An example, Dwarf Sweet Sue now, if you Google that, you can probably find it in 20 or 30 different seed companies around the world.
IRA FLATOW: Wow.
CRAIG LEHOUILLER: So this whole sharing, bottom-up approach of just letting word of mouth and the quality spread it around has worked very, very well.
IRA FLATOW: I need some pro tips from you before we go. And one of them would be– when is the best time to harvest your tomatoes? Let them ripen on the vine for the best flavor?
CRAIG LEHOUILLER: Well, most people love this concept of the vine-ripened tomato.
IRA FLATOW: Right.
CRAIG LEHOUILLER: And the problem with that is the tomato is– let’s say it’s fully ripe and it rains. It will crack. Let’s say that it’s fully ripe and it’s just smelling the whole garden up with aroma. And the passing deer or the passing rabbit or chipmunk or squirrel will say, sure, I’ll take a bite out of that.
So what we found is that you can let tomatoes get about half ripe. Which means halfway up from the blossom end, you’ll have color. From halfway up to the stem end, it will be pretty green. Pick those. Bring them into the house. Just leave them on the counter.
If you want, you can put an apple or a banana near them. Because they, as they ripen, give off ethylene gas. Ethylene gas is the hormone that causes tomatoes to fully ripen. Within three or four days, your tomatoes will be fully ripe. They won’t be cracked. And we’ve tested this in blind tastings– they will have a flavor fully equivalent to that if you were to let it get fully ripe on the vine.

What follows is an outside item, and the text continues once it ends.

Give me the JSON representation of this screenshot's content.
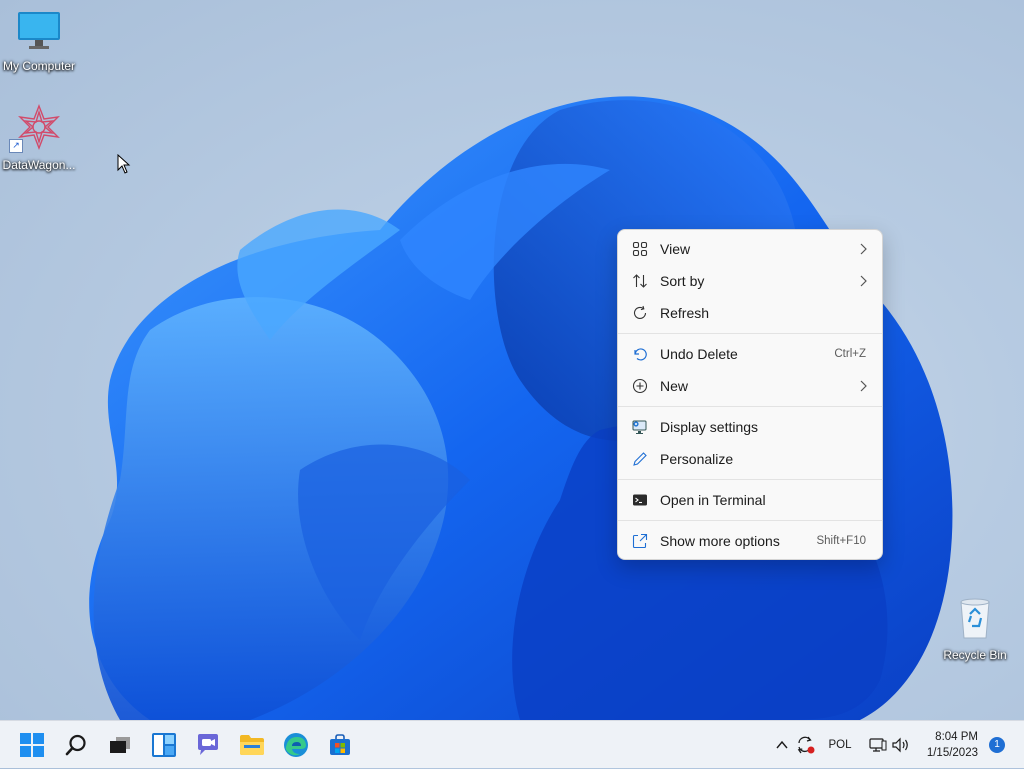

And the other thing is they will have more shelf life. Because I don’t think there’s much more perishable than a fully vine-ripe tomato. They really need to be eaten in the garden, with juice dripping down your chin.
IRA FLATOW: Hard to follow that up with this last question. I know you’ve dedicated so much of your life to growing tomatoes and teaching others about them. What is it about tomatoes that keeps you coming back for more?
CRAIG LEHOUILLER: I have this memory of getting into a car with my grandparents when I was really young and driving to a farm stand, and them picking through the tomatoes, coming back to the backyard, having a cookout, and just slicing them up and putting them on the burgers. And so I think there is a strong nostalgic link to tomatoes.
I think there is such a diversity. There are actually at least 10,000 to 12,000 named varieties of tomatoes. And they are every shape, size, and color. And you get this incredible variation in flavors. All of that together, to me, makes it the perfect crop to fall in love with. And I think the tomatoes chose me. Because why else would JD Green have decided to send me this unknown purple tomato back in 1990 that I got to name Cherokee Purple? And everything has kind of followed from that.
So I’m just along for the ride on this, Ira. It’s the tomatoes that have decided to pluck me into the car with them.
IRA FLATOW: Well, you were ripe for the plucking it looks like.
CRAIG LEHOUILLER: Oh, my God. We’re going to have to stem this discussion.
IRA FLATOW: Craig, it’s been delightful. Thank you for enlightening us about this. We’re all going to go out and look for these seeds now.
CRAIG LEHOUILLER: Absolutely. My pleasure.
IRA FLATOW: Craig LeHouiller, gardener, author, and co-founder of the Dwarf Tomato Project, based in Hendersonville, North Carolina. And if you want to learn more about the project and see photos of these dwarf tomatoes, go to sciencefriday.com/tomatoes.